But if this keeps happening to you for a couple of weeks, you can change your deck around to find an answer to the answer of Kitchen Finks. Then the next time this situation happens, you untap on turn-three, play a Forest, play Tower Above on your Tattermunge Maniac, and attack with everything. Your spell forces the opposing Kitchen Finks to block your 6/5 trample wither Tattermunge Maniac, you deal 6 damage to the opponent and kill the Kitchen Finks, the Finks don't persist back into play, and you lose nothing. You've answered the answer to your answer.
Answers in Standard Tournaments Beyond -1/-1 Counters
In maindecks or sideboards, Damnation is a powerful weapon in Standard. Putting a Twilight Shepherd into play answers Damnation hard since the Twilight Shepherd persists back into play and brings your other Damnationed creatures back to your hand. But Twilight Shepherd isn't immune to being answered itself.

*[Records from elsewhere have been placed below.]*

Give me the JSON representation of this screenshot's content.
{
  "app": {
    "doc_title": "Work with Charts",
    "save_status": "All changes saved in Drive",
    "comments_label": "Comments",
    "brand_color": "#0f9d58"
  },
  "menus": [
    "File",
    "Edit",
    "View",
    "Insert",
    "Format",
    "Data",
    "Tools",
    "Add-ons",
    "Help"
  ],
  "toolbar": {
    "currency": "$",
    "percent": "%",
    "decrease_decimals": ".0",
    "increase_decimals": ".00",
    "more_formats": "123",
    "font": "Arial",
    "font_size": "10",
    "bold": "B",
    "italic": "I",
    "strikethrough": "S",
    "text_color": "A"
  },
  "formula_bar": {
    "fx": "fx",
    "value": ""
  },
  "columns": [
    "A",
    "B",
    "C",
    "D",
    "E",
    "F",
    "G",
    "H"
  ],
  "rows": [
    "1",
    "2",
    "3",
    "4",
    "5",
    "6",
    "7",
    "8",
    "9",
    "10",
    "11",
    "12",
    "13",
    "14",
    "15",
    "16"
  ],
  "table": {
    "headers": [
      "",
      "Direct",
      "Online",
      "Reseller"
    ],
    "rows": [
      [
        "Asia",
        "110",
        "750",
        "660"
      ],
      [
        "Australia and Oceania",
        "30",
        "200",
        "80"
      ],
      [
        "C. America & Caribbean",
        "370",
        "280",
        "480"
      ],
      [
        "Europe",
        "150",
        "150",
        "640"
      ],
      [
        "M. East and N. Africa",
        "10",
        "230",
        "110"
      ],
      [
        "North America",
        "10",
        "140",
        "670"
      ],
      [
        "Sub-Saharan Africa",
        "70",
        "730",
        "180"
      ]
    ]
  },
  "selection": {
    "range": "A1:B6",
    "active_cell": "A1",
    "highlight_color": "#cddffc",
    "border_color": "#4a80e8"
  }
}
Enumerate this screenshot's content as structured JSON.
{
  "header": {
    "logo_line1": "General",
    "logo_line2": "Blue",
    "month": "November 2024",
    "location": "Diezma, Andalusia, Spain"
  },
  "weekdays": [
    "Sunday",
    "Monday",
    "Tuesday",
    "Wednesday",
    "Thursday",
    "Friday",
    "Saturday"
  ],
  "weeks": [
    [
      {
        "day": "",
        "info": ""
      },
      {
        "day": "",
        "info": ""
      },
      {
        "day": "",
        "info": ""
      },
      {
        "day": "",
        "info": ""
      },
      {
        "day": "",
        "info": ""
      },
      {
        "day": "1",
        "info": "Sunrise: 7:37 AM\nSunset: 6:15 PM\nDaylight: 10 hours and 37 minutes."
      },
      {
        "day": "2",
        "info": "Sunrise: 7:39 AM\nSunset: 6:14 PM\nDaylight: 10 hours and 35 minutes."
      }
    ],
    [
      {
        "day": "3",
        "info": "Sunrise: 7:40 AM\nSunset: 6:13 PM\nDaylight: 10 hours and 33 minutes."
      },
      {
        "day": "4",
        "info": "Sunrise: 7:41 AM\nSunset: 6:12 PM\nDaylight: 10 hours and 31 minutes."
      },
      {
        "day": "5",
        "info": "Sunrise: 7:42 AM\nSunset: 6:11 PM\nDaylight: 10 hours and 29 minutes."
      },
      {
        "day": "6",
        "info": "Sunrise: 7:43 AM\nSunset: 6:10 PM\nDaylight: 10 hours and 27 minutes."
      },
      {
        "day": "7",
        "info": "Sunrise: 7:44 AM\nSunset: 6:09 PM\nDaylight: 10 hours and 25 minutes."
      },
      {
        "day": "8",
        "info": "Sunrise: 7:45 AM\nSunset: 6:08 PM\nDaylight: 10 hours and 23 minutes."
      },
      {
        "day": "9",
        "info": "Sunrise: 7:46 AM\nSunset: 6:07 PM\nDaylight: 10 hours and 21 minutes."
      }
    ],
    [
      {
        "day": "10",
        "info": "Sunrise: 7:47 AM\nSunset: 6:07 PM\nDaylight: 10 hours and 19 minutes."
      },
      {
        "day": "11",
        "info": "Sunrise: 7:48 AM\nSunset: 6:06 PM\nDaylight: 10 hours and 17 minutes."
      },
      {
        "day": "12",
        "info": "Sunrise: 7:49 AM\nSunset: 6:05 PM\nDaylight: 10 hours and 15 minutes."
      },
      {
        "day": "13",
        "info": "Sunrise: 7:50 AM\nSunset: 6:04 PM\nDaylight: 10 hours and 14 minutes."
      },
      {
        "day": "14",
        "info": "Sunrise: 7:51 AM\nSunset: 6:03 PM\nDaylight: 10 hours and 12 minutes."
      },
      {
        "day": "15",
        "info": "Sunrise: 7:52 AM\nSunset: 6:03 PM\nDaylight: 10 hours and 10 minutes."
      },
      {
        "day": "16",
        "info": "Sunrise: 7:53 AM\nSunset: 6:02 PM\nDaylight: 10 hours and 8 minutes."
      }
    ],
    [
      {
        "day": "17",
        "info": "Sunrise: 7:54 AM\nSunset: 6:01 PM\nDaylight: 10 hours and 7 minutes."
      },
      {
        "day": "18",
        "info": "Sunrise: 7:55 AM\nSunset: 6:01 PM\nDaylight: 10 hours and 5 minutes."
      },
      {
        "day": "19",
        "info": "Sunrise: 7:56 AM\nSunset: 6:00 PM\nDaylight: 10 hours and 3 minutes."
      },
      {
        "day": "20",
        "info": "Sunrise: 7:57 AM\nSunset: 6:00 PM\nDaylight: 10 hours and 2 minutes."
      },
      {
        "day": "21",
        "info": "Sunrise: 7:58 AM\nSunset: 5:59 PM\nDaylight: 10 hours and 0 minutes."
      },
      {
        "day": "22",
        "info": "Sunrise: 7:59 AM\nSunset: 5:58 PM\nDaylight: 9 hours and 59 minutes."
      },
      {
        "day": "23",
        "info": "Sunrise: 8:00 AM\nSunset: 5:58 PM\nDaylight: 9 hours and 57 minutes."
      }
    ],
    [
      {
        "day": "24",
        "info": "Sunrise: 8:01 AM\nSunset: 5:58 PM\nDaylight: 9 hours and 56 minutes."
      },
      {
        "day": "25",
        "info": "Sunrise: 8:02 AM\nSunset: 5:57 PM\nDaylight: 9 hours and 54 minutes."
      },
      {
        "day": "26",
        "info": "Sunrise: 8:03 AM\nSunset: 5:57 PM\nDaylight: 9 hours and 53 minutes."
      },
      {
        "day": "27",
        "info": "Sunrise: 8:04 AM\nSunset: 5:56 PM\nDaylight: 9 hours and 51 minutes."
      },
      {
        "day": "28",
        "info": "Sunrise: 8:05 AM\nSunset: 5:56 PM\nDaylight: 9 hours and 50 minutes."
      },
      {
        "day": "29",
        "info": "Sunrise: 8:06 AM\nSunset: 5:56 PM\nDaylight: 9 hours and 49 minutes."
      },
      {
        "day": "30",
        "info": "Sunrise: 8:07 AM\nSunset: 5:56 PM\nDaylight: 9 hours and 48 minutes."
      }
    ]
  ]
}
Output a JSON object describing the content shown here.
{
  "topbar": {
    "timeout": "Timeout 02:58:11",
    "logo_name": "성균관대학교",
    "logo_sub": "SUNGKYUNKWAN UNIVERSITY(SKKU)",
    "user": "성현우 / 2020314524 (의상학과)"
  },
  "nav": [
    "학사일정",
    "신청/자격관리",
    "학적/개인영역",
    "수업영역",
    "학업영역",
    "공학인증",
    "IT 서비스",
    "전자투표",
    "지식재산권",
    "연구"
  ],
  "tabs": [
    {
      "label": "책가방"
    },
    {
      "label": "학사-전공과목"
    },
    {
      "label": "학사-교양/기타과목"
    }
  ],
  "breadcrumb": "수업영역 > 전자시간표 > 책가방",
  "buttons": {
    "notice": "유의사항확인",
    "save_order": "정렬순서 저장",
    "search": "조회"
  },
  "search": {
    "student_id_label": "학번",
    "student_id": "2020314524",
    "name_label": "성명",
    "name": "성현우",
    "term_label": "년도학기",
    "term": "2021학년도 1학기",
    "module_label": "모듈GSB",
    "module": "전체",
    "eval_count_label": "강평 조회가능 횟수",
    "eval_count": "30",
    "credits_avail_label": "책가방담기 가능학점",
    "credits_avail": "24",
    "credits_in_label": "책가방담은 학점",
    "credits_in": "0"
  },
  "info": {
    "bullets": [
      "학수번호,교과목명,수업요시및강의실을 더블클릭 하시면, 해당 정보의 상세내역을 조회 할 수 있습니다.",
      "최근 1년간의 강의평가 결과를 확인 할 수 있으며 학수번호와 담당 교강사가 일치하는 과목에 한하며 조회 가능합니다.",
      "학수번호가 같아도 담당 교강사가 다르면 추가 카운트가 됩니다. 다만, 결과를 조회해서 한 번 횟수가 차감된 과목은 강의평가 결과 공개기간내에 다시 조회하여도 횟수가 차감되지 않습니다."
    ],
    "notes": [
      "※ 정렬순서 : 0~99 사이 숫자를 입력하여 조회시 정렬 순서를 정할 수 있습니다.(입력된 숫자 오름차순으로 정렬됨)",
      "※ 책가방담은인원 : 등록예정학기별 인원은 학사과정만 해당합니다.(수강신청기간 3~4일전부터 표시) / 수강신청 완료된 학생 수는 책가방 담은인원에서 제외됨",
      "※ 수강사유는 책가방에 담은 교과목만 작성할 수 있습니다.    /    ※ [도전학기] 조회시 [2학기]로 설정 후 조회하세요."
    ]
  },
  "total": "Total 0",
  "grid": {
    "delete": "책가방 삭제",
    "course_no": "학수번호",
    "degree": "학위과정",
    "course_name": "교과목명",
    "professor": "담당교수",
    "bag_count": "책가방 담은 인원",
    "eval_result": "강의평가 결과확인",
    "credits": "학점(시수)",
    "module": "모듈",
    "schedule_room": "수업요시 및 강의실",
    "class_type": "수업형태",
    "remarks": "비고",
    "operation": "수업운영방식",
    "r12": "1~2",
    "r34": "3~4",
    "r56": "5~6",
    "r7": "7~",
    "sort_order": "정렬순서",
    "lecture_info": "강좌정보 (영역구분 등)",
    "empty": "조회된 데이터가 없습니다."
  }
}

Oblivion Ring answers Twilight Shepherd hard, removing it from the game without ever triggering persist.
Condemn, Oblivion Ring, and other white removal effects that remove creatures from the game or put them into their owner's library give white a nice role to play in a persist world: the color whose creature control is the best answer to persist. R&D definitely intended that as a nice angle for white to have in Constructed formats that include Shadowmoor.
One of the things that keeps Standard tournament Magic vibrant and fun is the fact that you can find answers to answers far beyond the interactions of -1/-1 counters. They're woven throughout all the mechanics in the format, and you can find them if you look.
For example, players who got sick of declaring their attack with a vast army only to be tapped out by Cryptic Command have found that a timely Guttural Response consistently sent their whole army charging in for the win. In metagames where Shriekmaw has been the kill spell of choice, players who sought answers to Shriekmaw found them in Doran, the Siege Tower and Phyrexian Ironfoot, both of which shrugged off Shriekmaw's comes into play effect then outfought the Elemental for less mana. Players who got bludgeoned hard by Doran, the Siege Tower found powerful answers to the Siege Tower by playing Deathmark.
Creature decks have found they are far more effective against Faeries when they back up a low curve of cheap, aggressive weenies with Squall Line, Cloudthresher, Sulfurous Blast, or Firespout than when they don't bother to play enough of those answers. And just as Sulfurous Blast can answer Kithkin and Merfolk rushes, Kithkin and Merfolk decks in turn have found that Burrenton Forge-Tender can be a very effective answer to the Sulfurous Blast. Players who have sought powerful answers to an opposing turn-one Ancestral Vision have found success by answering with turn-two Riftsweeper.
Much like the -1/-1 counters of wither provide the perfect answer to the -1/-1 counters of persist, everything in Magic can be answered by something else and each of those answers can in turn be answered by something else in a beautiful, never-ending, spiral fractal called the metagame. Which of those fractal paths you explore is up to you.
Last Week's Poll
|Should we have printed Gathan Raiders as is?|
I'm glad so many people agreed that we were right to print Gathan Raiders as is, even though it's a hellbent card you can play without any red mana. For those who voted "It's complicated," I definitely agree. It's always tough to navigate the maze of reasons for when you should break your own rules and when you shouldn't. Such cases often lead to lively multiverse discussions and ad hoc debates in the Pit.